[[ Material for this exercise, beginning ]]

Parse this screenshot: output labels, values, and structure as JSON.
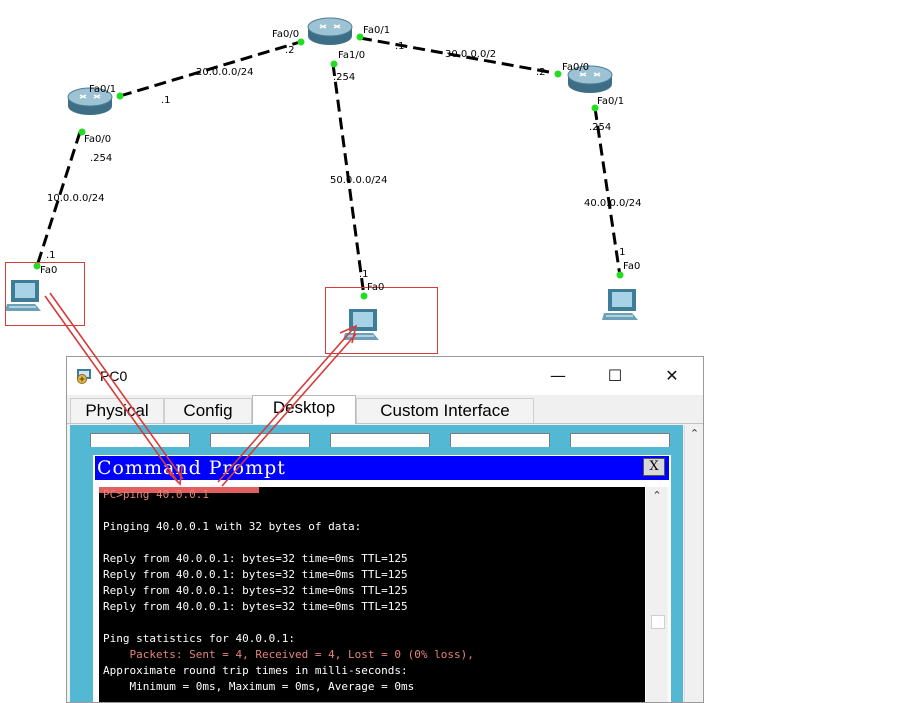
{
  "topology": {
    "interfaces": {
      "left_router_fa01": "Fa0/1",
      "left_router_fa00": "Fa0/0",
      "center_router_fa00": "Fa0/0",
      "center_router_fa01": "Fa0/1",
      "center_router_fa10": "Fa1/0",
      "right_router_fa00": "Fa0/0",
      "right_router_fa01": "Fa0/1",
      "pc0_fa0": "Fa0",
      "pc1_fa0": "Fa0",
      "pc2_fa0": "Fa0"
    },
    "addresses": {
      "left_router_dot1": ".1",
      "left_router_dot254": ".254",
      "center_router_dot2": ".2",
      "center_router_dot1": ".1",
      "center_router_dot254": ".254",
      "right_router_dot2": ".2",
      "right_router_dot254": ".254",
      "pc0_dot1": ".1",
      "pc1_dot1": ".1",
      "pc2_dot1": ".1"
    },
    "networks": {
      "net10": "10.0.0.0/24",
      "net20": "20.0.0.0/24",
      "net30": "30.0.0.0/2",
      "net40": "40.0.0.0/24",
      "net50": "50.0.0.0/24"
    },
    "link_color": "#000000",
    "port_color": "#22dd22",
    "highlight_color": "#d93a3a"
  },
  "window": {
    "title": "PC0",
    "minimize_glyph": "—",
    "maximize_glyph": "☐",
    "close_glyph": "✕",
    "tabs": [
      "Physical",
      "Config",
      "Desktop",
      "Custom Interface"
    ],
    "active_tab": "Desktop",
    "scroll_up_glyph": "⌃"
  },
  "command_prompt": {
    "title": "Command Prompt",
    "close_label": "X",
    "lines": [
      {
        "text": "PC>ping 40.0.0.1",
        "style": "dim"
      },
      {
        "text": "",
        "style": "normal"
      },
      {
        "text": "Pinging 40.0.0.1 with 32 bytes of data:",
        "style": "normal"
      },
      {
        "text": "",
        "style": "normal"
      },
      {
        "text": "Reply from 40.0.0.1: bytes=32 time=0ms TTL=125",
        "style": "normal"
      },
      {
        "text": "Reply from 40.0.0.1: bytes=32 time=0ms TTL=125",
        "style": "normal"
      },
      {
        "text": "Reply from 40.0.0.1: bytes=32 time=0ms TTL=125",
        "style": "normal"
      },
      {
        "text": "Reply from 40.0.0.1: bytes=32 time=0ms TTL=125",
        "style": "normal"
      },
      {
        "text": "",
        "style": "normal"
      },
      {
        "text": "Ping statistics for 40.0.0.1:",
        "style": "normal"
      },
      {
        "text": "    Packets: Sent = 4, Received = 4, Lost = 0 (0% loss),",
        "style": "dim"
      },
      {
        "text": "Approximate round trip times in milli-seconds:",
        "style": "normal"
      },
      {
        "text": "    Minimum = 0ms, Maximum = 0ms, Average = 0ms",
        "style": "normal"
      }
    ]
  },
  "colors": {
    "title_bar_blue": "#0000ff",
    "desktop_blue": "#53b8d4",
    "terminal_bg": "#000000",
    "terminal_text": "#ffffff",
    "terminal_dim_text": "#e2847d"
  }
}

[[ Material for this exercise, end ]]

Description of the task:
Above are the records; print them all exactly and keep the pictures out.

Result:
Parse this screenshot: output labels, values, and structure as JSON.
{
  "topology": {
    "interfaces": {
      "left_router_fa01": "Fa0/1",
      "left_router_fa00": "Fa0/0",
      "center_router_fa00": "Fa0/0",
      "center_router_fa01": "Fa0/1",
      "center_router_fa10": "Fa1/0",
      "right_router_fa00": "Fa0/0",
      "right_router_fa01": "Fa0/1",
      "pc0_fa0": "Fa0",
      "pc1_fa0": "Fa0",
      "pc2_fa0": "Fa0"
    },
    "addresses": {
      "left_router_dot1": ".1",
      "left_router_dot254": ".254",
      "center_router_dot2": ".2",
      "center_router_dot1": ".1",
      "center_router_dot254": ".254",
      "right_router_dot2": ".2",
      "right_router_dot254": ".254",
      "pc0_dot1": ".1",
      "pc1_dot1": ".1",
      "pc2_dot1": ".1"
    },
    "networks": {
      "net10": "10.0.0.0/24",
      "net20": "20.0.0.0/24",
      "net30": "30.0.0.0/2",
      "net40": "40.0.0.0/24",
      "net50": "50.0.0.0/24"
    },
    "link_color": "#000000",
    "port_color": "#22dd22",
    "highlight_color": "#d93a3a"
  },
  "window": {
    "title": "PC0",
    "minimize_glyph": "—",
    "maximize_glyph": "☐",
    "close_glyph": "✕",
    "tabs": [
      "Physical",
      "Config",
      "Desktop",
      "Custom Interface"
    ],
    "active_tab": "Desktop",
    "scroll_up_glyph": "⌃"
  },
  "command_prompt": {
    "title": "Command Prompt",
    "close_label": "X",
    "lines": [
      {
        "text": "PC>ping 40.0.0.1",
        "style": "dim"
      },
      {
        "text": "",
        "style": "normal"
      },
      {
        "text": "Pinging 40.0.0.1 with 32 bytes of data:",
        "style": "normal"
      },
      {
        "text": "",
        "style": "normal"
      },
      {
        "text": "Reply from 40.0.0.1: bytes=32 time=0ms TTL=125",
        "style": "normal"
      },
      {
        "text": "Reply from 40.0.0.1: bytes=32 time=0ms TTL=125",
        "style": "normal"
      },
      {
        "text": "Reply from 40.0.0.1: bytes=32 time=0ms TTL=125",
        "style": "normal"
      },
      {
        "text": "Reply from 40.0.0.1: bytes=32 time=0ms TTL=125",
        "style": "normal"
      },
      {
        "text": "",
        "style": "normal"
      },
      {
        "text": "Ping statistics for 40.0.0.1:",
        "style": "normal"
      },
      {
        "text": "    Packets: Sent = 4, Received = 4, Lost = 0 (0% loss),",
        "style": "dim"
      },
      {
        "text": "Approximate round trip times in milli-seconds:",
        "style": "normal"
      },
      {
        "text": "    Minimum = 0ms, Maximum = 0ms, Average = 0ms",
        "style": "normal"
      }
    ]
  },
  "colors": {
    "title_bar_blue": "#0000ff",
    "desktop_blue": "#53b8d4",
    "terminal_bg": "#000000",
    "terminal_text": "#ffffff",
    "terminal_dim_text": "#e2847d"
  }
}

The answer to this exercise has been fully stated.